Now the mixed bush is giving way to birch trees, and whereas the vegetation lower down the slope was full of wild life, noisy with constant movement of birds and small creatures, in the birch bush silence reigns. The light is not so good here, either, and the dimness adds to the eerieness.

As we climb above twelve hundred feet, the large trees give way to smaller growths, red beech and manuka, and once having pushed page 21our way through that we come out up a gentler slope with the top of the hill in sight. Here once grew stunted manuka, but it has been caught in a fire, and only the white rain-washed skeletons of the bushes remain. The shrubs appear to have grown fairly straight for a height of about two feet and then the wind, fairly constant at that altitude, caused the branch to grow at right angles to the trunk, all pointing up hill. White as they are, growing in that particular fashion, they give the impression of a frozen wind. Having pushed our way through this strange Lilliputian grove, past pools of brown spring water, we come to the top of the hill, fifteen hundred feet above the sea, carpeted with short grass, adorned with flat rosettes of rock plants, clinging for dear life in the face of the wind.

As we stand on the top of Mount Ears, much of the island can be seen. To the north is the long ridge that ends, miles away, in Cape Stephens. Off the Cape, surrounded by rocks, lies that "round, high islet" that Tasman saw, and which Cook named Stephen's Island. Now it has a light-house on it, and four families live there. There is no easy way up to those houses on the top, and every piece of equipment, every mouthful of food, has to be taken up on a hoist. During the last war Stephen's Island was an important signal station, guarding the western entrance to Cook Strait.

The northern end of D'Urville Island has been cleared, and is good sheep country for the hard breed that runs there. Over to the west, fifteen hundred feet below, lie the shelly bays, the yellow cliffs of Port Hardy. To the east the waters of Admiralty Bay lie strewn with rocks and islands, where the sea leaves a white fringe. The depths of the green water, the deep purples and blue, are stained here and there with yellow where a hillside has slipped some of its clay banks into the sea.

To the south of our outlook lie tier upon tier of bush-covered hills. Beyond the bush there is more cleared sheep country, but it is out of sight, round Greville Harbour and the other coast that looks across Golden Bay. The rocks fringe that side of the island too, and the cliffs are very high and sheer.

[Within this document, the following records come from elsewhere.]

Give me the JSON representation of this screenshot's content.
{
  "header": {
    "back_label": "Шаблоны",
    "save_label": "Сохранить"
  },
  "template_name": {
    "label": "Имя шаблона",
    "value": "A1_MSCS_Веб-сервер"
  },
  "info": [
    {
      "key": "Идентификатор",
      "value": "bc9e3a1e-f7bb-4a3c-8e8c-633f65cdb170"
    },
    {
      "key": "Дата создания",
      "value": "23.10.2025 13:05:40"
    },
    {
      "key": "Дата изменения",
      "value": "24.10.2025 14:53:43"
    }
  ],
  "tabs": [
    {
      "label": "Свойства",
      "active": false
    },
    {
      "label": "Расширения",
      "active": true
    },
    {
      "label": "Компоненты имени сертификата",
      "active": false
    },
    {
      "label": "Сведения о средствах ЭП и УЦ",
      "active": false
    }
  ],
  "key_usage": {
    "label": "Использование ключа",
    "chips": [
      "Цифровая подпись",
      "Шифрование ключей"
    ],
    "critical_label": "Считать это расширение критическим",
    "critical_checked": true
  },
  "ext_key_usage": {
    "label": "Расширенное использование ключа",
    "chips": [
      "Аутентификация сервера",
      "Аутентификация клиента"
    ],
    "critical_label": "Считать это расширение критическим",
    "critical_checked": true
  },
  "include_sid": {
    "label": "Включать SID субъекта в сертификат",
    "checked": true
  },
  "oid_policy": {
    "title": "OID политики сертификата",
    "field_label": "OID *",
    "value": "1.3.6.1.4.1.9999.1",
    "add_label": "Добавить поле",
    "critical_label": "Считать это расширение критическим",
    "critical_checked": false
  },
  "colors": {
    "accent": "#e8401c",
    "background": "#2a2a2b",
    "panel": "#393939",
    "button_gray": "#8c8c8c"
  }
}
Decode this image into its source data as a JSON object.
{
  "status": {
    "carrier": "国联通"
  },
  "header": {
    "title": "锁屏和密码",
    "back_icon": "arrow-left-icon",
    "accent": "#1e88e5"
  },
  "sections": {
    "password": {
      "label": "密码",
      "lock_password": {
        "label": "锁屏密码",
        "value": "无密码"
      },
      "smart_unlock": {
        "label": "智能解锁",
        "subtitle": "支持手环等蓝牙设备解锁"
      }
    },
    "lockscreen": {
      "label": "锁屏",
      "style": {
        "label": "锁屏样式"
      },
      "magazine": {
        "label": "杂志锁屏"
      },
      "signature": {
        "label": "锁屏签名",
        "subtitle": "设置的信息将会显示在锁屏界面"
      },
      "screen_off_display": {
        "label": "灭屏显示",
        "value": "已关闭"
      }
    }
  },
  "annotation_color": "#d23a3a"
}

And so there lies this green island, the scene of important landmarks in New Zealand history, clothed with the pleasant green of the bush, and swept perpetually around its shore by the enriched green of the sea.